■ ENTRIES SUPPLIED:
——————————

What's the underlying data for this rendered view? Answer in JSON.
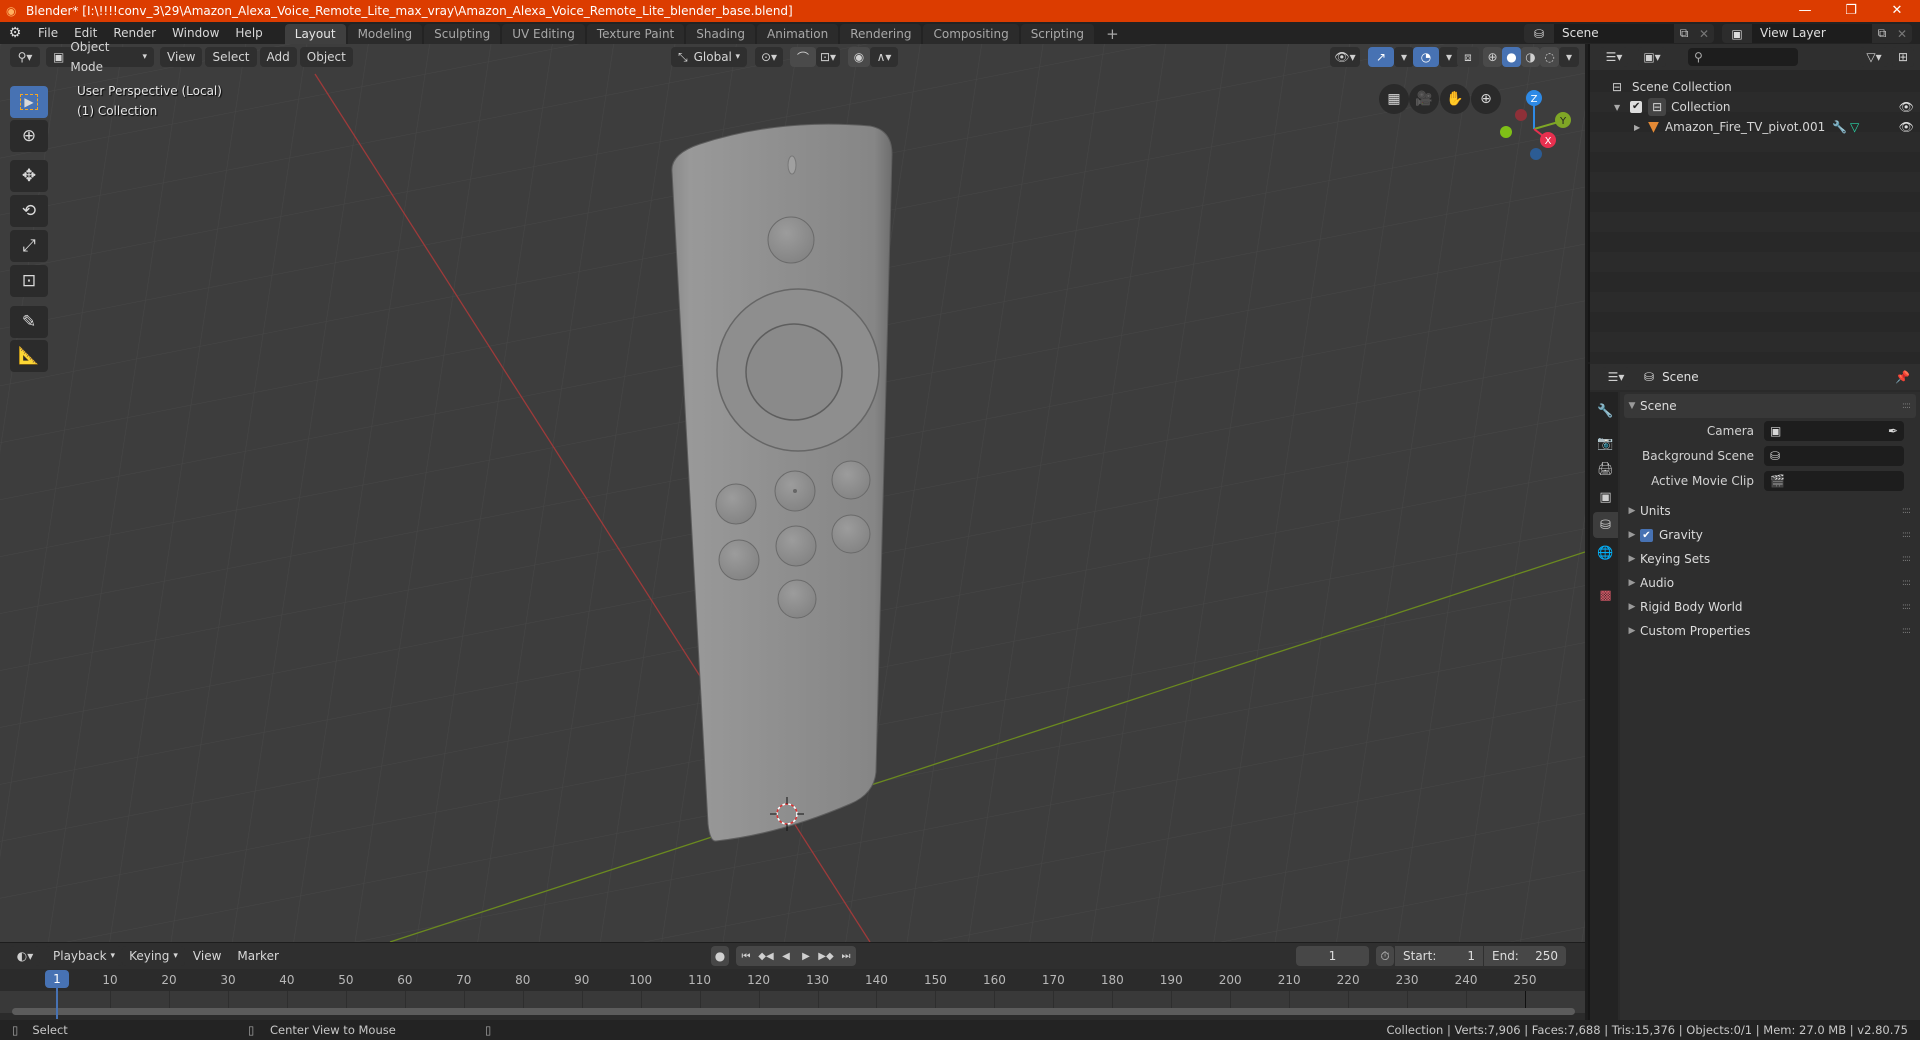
{
  "titlebar": {
    "title": "Blender* [I:\\!!!!conv_3\\29\\Amazon_Alexa_Voice_Remote_Lite_max_vray\\Amazon_Alexa_Voice_Remote_Lite_blender_base.blend]",
    "minimize": "—",
    "maximize": "❐",
    "close": "✕"
  },
  "menubar": {
    "items": [
      "File",
      "Edit",
      "Render",
      "Window",
      "Help"
    ]
  },
  "workspaces": {
    "tabs": [
      "Layout",
      "Modeling",
      "Sculpting",
      "UV Editing",
      "Texture Paint",
      "Shading",
      "Animation",
      "Rendering",
      "Compositing",
      "Scripting"
    ],
    "active": "Layout",
    "add_label": "+"
  },
  "scene_selector": {
    "value": "Scene"
  },
  "viewlayer_selector": {
    "value": "View Layer"
  },
  "viewport_header": {
    "mode": "Object Mode",
    "menus": [
      "View",
      "Select",
      "Add",
      "Object"
    ],
    "transform_orientation": "Global"
  },
  "viewport": {
    "perspective_label": "User Perspective (Local)",
    "collection_label": "(1) Collection",
    "gizmo_axes": {
      "x": "X",
      "y": "Y",
      "z": "Z"
    },
    "colors": {
      "x_axis": "#9e3a3a",
      "y_axis": "#6b8a1f",
      "x_gizmo": "#e8304f",
      "y_gizmo": "#7fa726",
      "z_gizmo": "#2e8ae6"
    }
  },
  "tools": [
    "select-box",
    "cursor",
    "move",
    "rotate",
    "scale",
    "transform",
    "annotate",
    "measure"
  ],
  "outliner": {
    "search_placeholder": "",
    "rows": [
      {
        "label": "Scene Collection",
        "icon": "collection-icon"
      },
      {
        "label": "Collection",
        "icon": "collection-icon",
        "checked": true
      },
      {
        "label": "Amazon_Fire_TV_pivot.001",
        "icon": "mesh-object-icon"
      }
    ]
  },
  "properties": {
    "context": "Scene",
    "scene_panel": {
      "title": "Scene",
      "fields": [
        {
          "label": "Camera",
          "value": ""
        },
        {
          "label": "Background Scene",
          "value": ""
        },
        {
          "label": "Active Movie Clip",
          "value": ""
        }
      ]
    },
    "subpanels": [
      {
        "label": "Units",
        "checkbox": false
      },
      {
        "label": "Gravity",
        "checkbox": true
      },
      {
        "label": "Keying Sets",
        "checkbox": false
      },
      {
        "label": "Audio",
        "checkbox": false
      },
      {
        "label": "Rigid Body World",
        "checkbox": false
      },
      {
        "label": "Custom Properties",
        "checkbox": false
      }
    ]
  },
  "timeline": {
    "menus": [
      "Playback",
      "Keying",
      "View",
      "Marker"
    ],
    "current_frame": "1",
    "start_label": "Start:",
    "start_value": "1",
    "end_label": "End:",
    "end_value": "250",
    "ruler_ticks": [
      "10",
      "20",
      "30",
      "40",
      "50",
      "60",
      "70",
      "80",
      "90",
      "100",
      "110",
      "120",
      "130",
      "140",
      "150",
      "160",
      "170",
      "180",
      "190",
      "200",
      "210",
      "220",
      "230",
      "240",
      "250"
    ],
    "playhead_label": "1"
  },
  "statusbar": {
    "left_action": "Select",
    "middle_action": "Center View to Mouse",
    "stats": "Collection | Verts:7,906 | Faces:7,688 | Tris:15,376 | Objects:0/1 | Mem: 27.0 MB | v2.80.75"
  }
}
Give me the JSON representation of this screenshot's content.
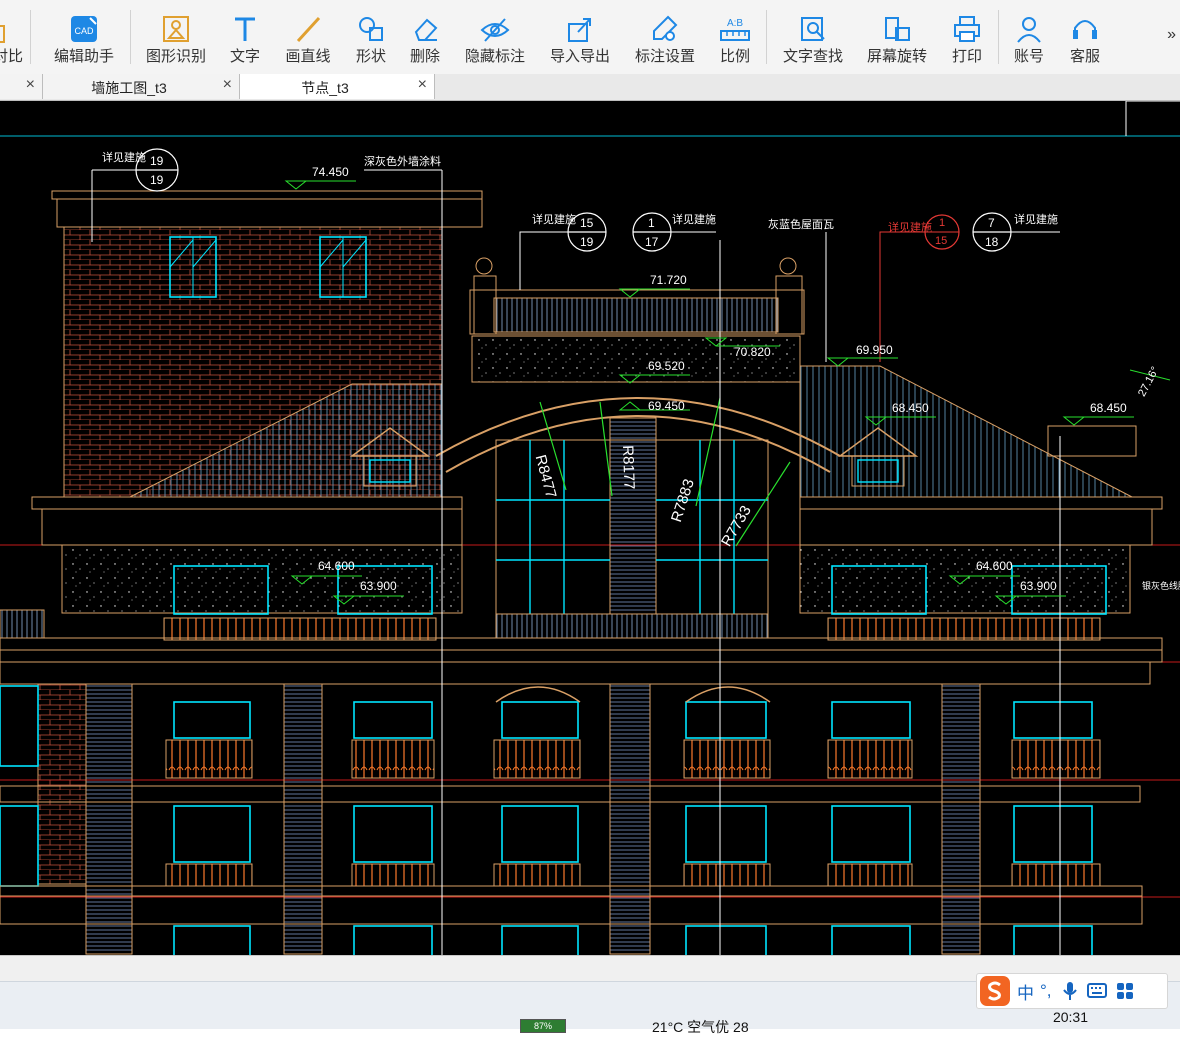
{
  "toolbar": {
    "items": [
      {
        "label": "对比",
        "icon": "compare-icon"
      },
      {
        "label": "编辑助手",
        "icon": "cad-edit-icon"
      },
      {
        "label": "图形识别",
        "icon": "shape-recognize-icon"
      },
      {
        "label": "文字",
        "icon": "text-icon"
      },
      {
        "label": "画直线",
        "icon": "line-icon"
      },
      {
        "label": "形状",
        "icon": "shape-icon"
      },
      {
        "label": "删除",
        "icon": "eraser-icon"
      },
      {
        "label": "隐藏标注",
        "icon": "eye-hidden-icon"
      },
      {
        "label": "导入导出",
        "icon": "import-export-icon"
      },
      {
        "label": "标注设置",
        "icon": "annotation-settings-icon"
      },
      {
        "label": "比例",
        "icon": "scale-icon"
      },
      {
        "label": "文字查找",
        "icon": "text-search-icon"
      },
      {
        "label": "屏幕旋转",
        "icon": "rotate-screen-icon"
      },
      {
        "label": "打印",
        "icon": "printer-icon"
      },
      {
        "label": "账号",
        "icon": "account-icon"
      },
      {
        "label": "客服",
        "icon": "headset-icon"
      }
    ],
    "more": "»",
    "cad_badge": "CAD"
  },
  "tabs": [
    {
      "label": "",
      "close": "×"
    },
    {
      "label": "墙施工图_t3",
      "close": "×"
    },
    {
      "label": "节点_t3",
      "close": "×"
    }
  ],
  "drawing": {
    "callouts": [
      "详见建施",
      "详见建施",
      "详见建施",
      "详见建施",
      "详见建施"
    ],
    "detail_refs": [
      {
        "top": "19",
        "bottom": "19"
      },
      {
        "top": "15",
        "bottom": "19"
      },
      {
        "top": "1",
        "bottom": "17"
      },
      {
        "top": "1",
        "bottom": "15"
      },
      {
        "top": "7",
        "bottom": "18"
      }
    ],
    "notes": {
      "wall_paint": "深灰色外墙涂料",
      "roof_tile": "灰蓝色屋面瓦",
      "right_edge": "银灰色线脚"
    },
    "elevations": [
      "74.450",
      "71.720",
      "70.820",
      "69.950",
      "69.520",
      "69.450",
      "68.450",
      "68.450",
      "64.600",
      "63.900",
      "64.600",
      "63.900"
    ],
    "radii": [
      "R8477",
      "R8177",
      "R7883",
      "R7733"
    ],
    "angle": "27.16°"
  },
  "taskbar": {
    "battery": "87%",
    "weather": "21°C  空气优 28",
    "time": "20:31",
    "ime": {
      "lang": "中",
      "punct": "°,"
    }
  },
  "colors": {
    "canvas_bg": "#000000",
    "building_lines": "#d9a066",
    "window_cyan": "#00e5ff",
    "dim_green": "#29e02e",
    "grid_red": "#c41a1a",
    "annotation_white": "#ffffff"
  }
}
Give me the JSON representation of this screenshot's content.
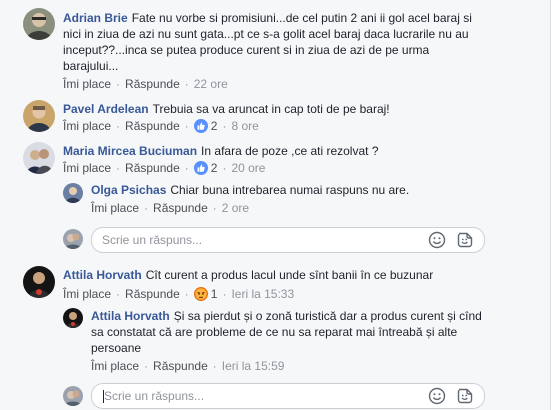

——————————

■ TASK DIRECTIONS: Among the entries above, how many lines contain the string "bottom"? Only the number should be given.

■ TASK RESPONSE: 5